Poetry by Allison Grayhurst

Allison Grayhurst

The Clothes We Wear

Fall down and recognize
the river and its reaching sway.
Solitarily suited between what you gave
and what was refused reception.

Born on a balcony, hung over the rails -
so much work, so much love needed to
make it work. And then you grew up
and needed only a dark room to hide in,
the reproach of some sages and
the occasional charity.

Then your fire-ball bouquet of demands,
squealing and giggles drew blood and the rain
got stuck in the sky as the angels misplaced
your destiny. They cannot get it back –
some have tried, most have not even bothered
as it was fed into the ocean, swallowed up
by primordial beings, ancient, not used
to sunlight and heaven.

They swim through pressurized underwater caverns,
carry it stuck in their gullets, only to be released
when their centuries-old bodies give way to compost. Then
maybe a holy voice will hear it cry out, bubble to the surface
and claim its place back inside of you. Maybe, in that time
you will give value to the hallelujah
that fireworked through you when you first came here –
from another place, high up, but strange and dark too
as the ocean’s floor.

If there is anything open
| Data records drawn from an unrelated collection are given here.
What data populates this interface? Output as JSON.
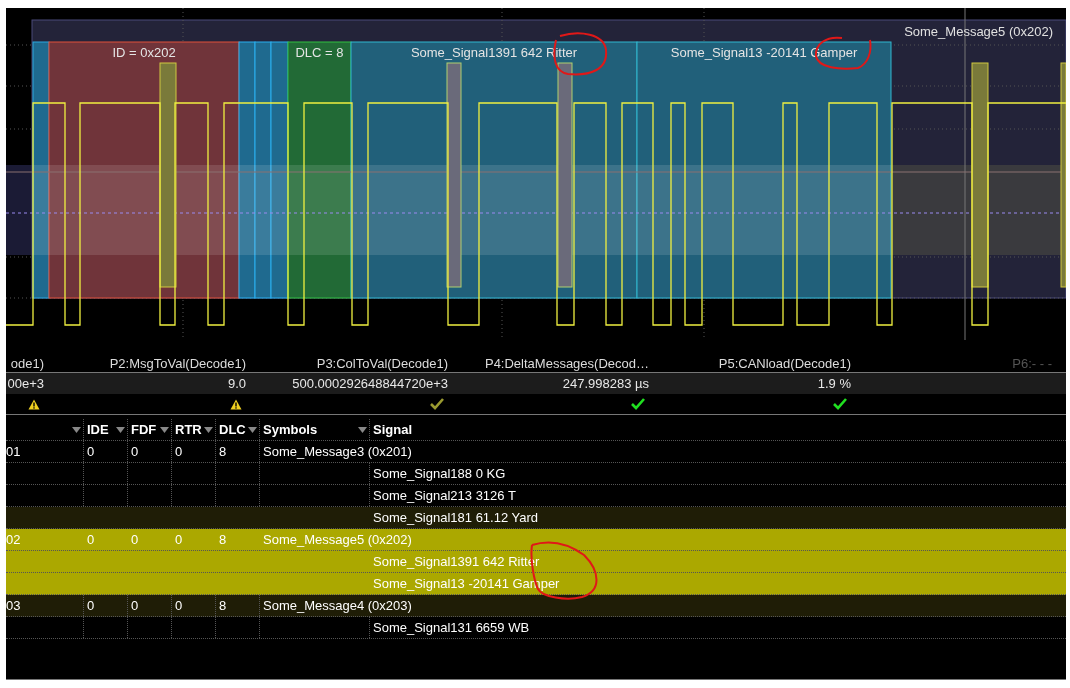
{
  "scope": {
    "message_label": "Some_Message5 (0x202)",
    "fields": [
      {
        "kind": "sof"
      },
      {
        "kind": "id",
        "label": "ID = 0x202"
      },
      {
        "kind": "control"
      },
      {
        "kind": "control"
      },
      {
        "kind": "control"
      },
      {
        "kind": "dlc",
        "label": "DLC = 8"
      },
      {
        "kind": "signal",
        "label": "Some_Signal1391 642 Ritter"
      },
      {
        "kind": "signal",
        "label": "Some_Signal13 -20141 Gamper"
      }
    ]
  },
  "measurements": [
    {
      "header": "ode1)",
      "value": "00e+3",
      "kind": "warning",
      "disabled": false
    },
    {
      "header": "P2:MsgToVal(Decode1)",
      "value": "9.0",
      "kind": "warning",
      "disabled": false
    },
    {
      "header": "P3:ColToVal(Decode1)",
      "value": "500.000292648844720e+3",
      "kind": "check",
      "dim": true,
      "disabled": false
    },
    {
      "header": "P4:DeltaMessages(Decod…",
      "value": "247.998283 µs",
      "kind": "check",
      "dim": false,
      "disabled": false
    },
    {
      "header": "P5:CANload(Decode1)",
      "value": "1.9 %",
      "kind": "check",
      "dim": false,
      "disabled": false
    },
    {
      "header": "P6:- - -",
      "disabled": true
    }
  ],
  "table": {
    "columns": [
      {
        "filter": true
      },
      {
        "label": "IDE",
        "filter": true
      },
      {
        "label": "FDF",
        "filter": true
      },
      {
        "label": "RTR",
        "filter": true
      },
      {
        "label": "DLC",
        "filter": true
      },
      {
        "label": "Symbols",
        "filter": true
      },
      {
        "label": "Signal",
        "filter": false
      }
    ],
    "rows": [
      {
        "kind": "message",
        "cells": [
          "01",
          "0",
          "0",
          "0",
          "8"
        ],
        "symbols": "Some_Message3 (0x201)",
        "selected": false,
        "shaded": false
      },
      {
        "kind": "signal",
        "signal": "Some_Signal188 0 KG",
        "selected": false,
        "shaded": false
      },
      {
        "kind": "signal",
        "signal": "Some_Signal213 3126 T",
        "selected": false,
        "shaded": false
      },
      {
        "kind": "signal",
        "signal": "Some_Signal181 61.12 Yard",
        "selected": false,
        "shaded": true
      },
      {
        "kind": "message",
        "cells": [
          "02",
          "0",
          "0",
          "0",
          "8"
        ],
        "symbols": "Some_Message5 (0x202)",
        "selected": true
      },
      {
        "kind": "signal",
        "signal": "Some_Signal1391 642 Ritter",
        "selected": true
      },
      {
        "kind": "signal",
        "signal": "Some_Signal13 -20141 Gamper",
        "selected": true
      },
      {
        "kind": "message",
        "cells": [
          "03",
          "0",
          "0",
          "0",
          "8"
        ],
        "symbols": "Some_Message4 (0x203)",
        "selected": false,
        "shaded": true
      },
      {
        "kind": "signal",
        "signal": "Some_Signal131 6659 WB",
        "selected": false,
        "shaded": false
      }
    ]
  }
}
I will return
from infinite dying
and the conscious swallow.
I will say – I will not want,
be a daughter of the root and caterpillar climb.
If there is anything worth keeping
I will keep it on the kitchen table
feed it blueberries, honor its language,
and biology.

But if is only echo, tell me clearly
so I can shut my eyes, turn and open them
elsewhere, find joy in sweeping the stairs
or typing in a mantra – all night, humming without erratic
fire or appetite. If my hands are only hands, let them
be clean, ungrasping, useful, in other ways, holding out
to offer, to receive, surrendering
bread, the stone, a smile.

Say good, say goodbye

Bright in the box in the cupboard
where the keepers of conscience and trivia
highjack the pacing depths
to replace it with an easily peeled-off
sheen. It is time to bloom,
to say goodbye to books and playballs of requisitions,
decoding philosophy and revelations in tune
with taking a stance.

Death, I am a robin’s feast with
dandelion breath
stalling at the toddler tree
worshiping what is yet to bud.

Death, you made me confused, me,
the revealer of the signs,
mountain-top screamer, fencer for
a fourth-dimensional world.

Flat rocks in a circle, gulls circling
one graveyard, spot
of significant mourning. Faint lines.
But God is solid, exact, without
need of interpretation. Death
is only a layer reached
and removed, when traveled
then traveled through.